Through non-conference play it looked like DePaul had a lot of potential to make some noise with Kansas transfer Charlie Moore and stud forward Paul Reed. The Blue Demons went 12-1 before Big East action started, picking up some nice wins over Iowa and Texas Tech along the way. It’s been tough sledding for DePaul in the past two weeks. It fizzled out down the stretch in its conference opener against Seton Hall, it lost to Providence at home and committed 19 turnovers in a loss to St. John’s on Saturday. The good news is the Big East is full of resume-building opportunities each week. The bad news is 0-3 is a large hill to climb in a conference this deep.
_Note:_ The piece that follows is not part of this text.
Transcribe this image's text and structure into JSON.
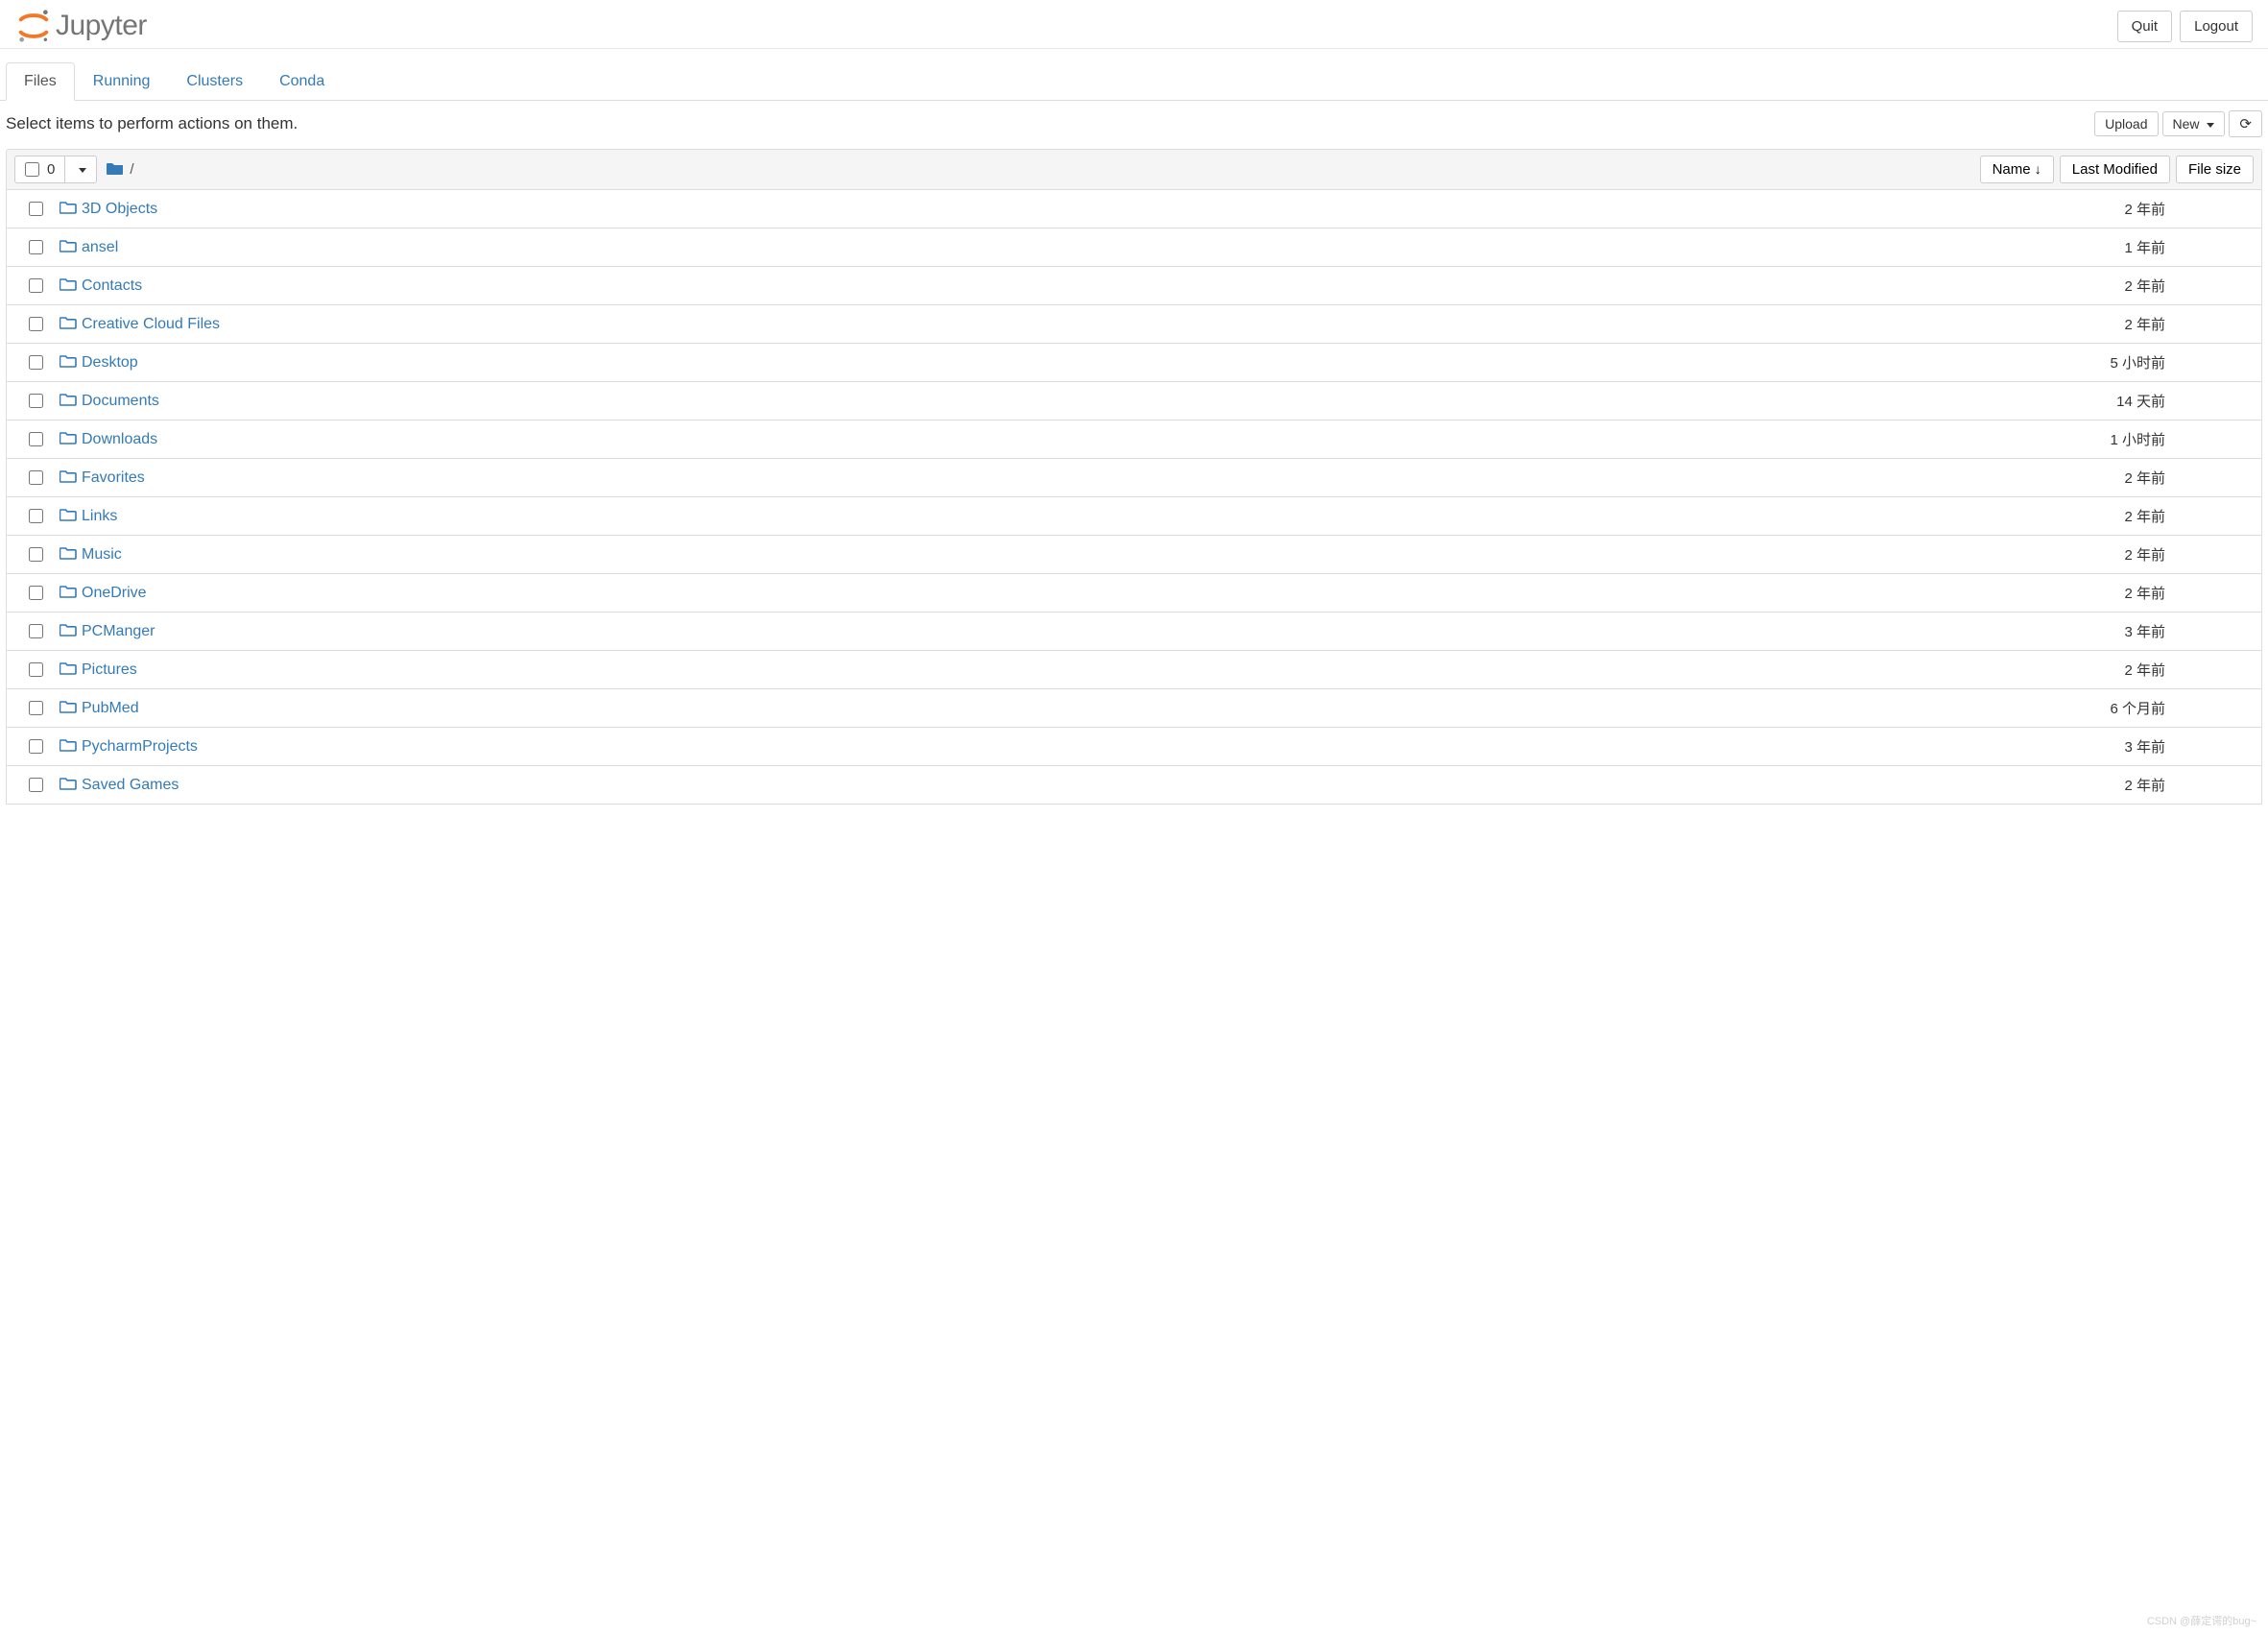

On the flip side of that, the win was huge for the Red Storm. After going to the west coast and beating then-No.16 Arizona in San Francisco without Mustapha Heron, St. John’s lost three straight to open the conference schedule, including a heartbreaker to Butler in the opener. Losing to Georgetown on the road by 21 looked really bad so picking up a Big East win before heading to Providence is what Mike Anderson’s team needed if it’s hoping to gain some traction for the postseason.
For my mid-major note this week I want to highlight the Colonial Athletic Association. I checked out Hofstra for the first time this season in their matchup with Northeastern. Hofstra’s Eli Pemberton and Northeastern’s Jordan Roland put on a show, with the former scoring 24 points and winning the game on an off-balance layup with a half-second remaining, which followed Roland’s game-tying three-pointer with 13 seconds left. Roland is 10th in the nation with 21.6 points per game for the defending CAA champs, which also lost on a buzzer beater to William & Mary the previous weekend. Those three teams, along with Charleston could all potentially win that league. Might be a fun conference tournament to pay attention to when it rolls around.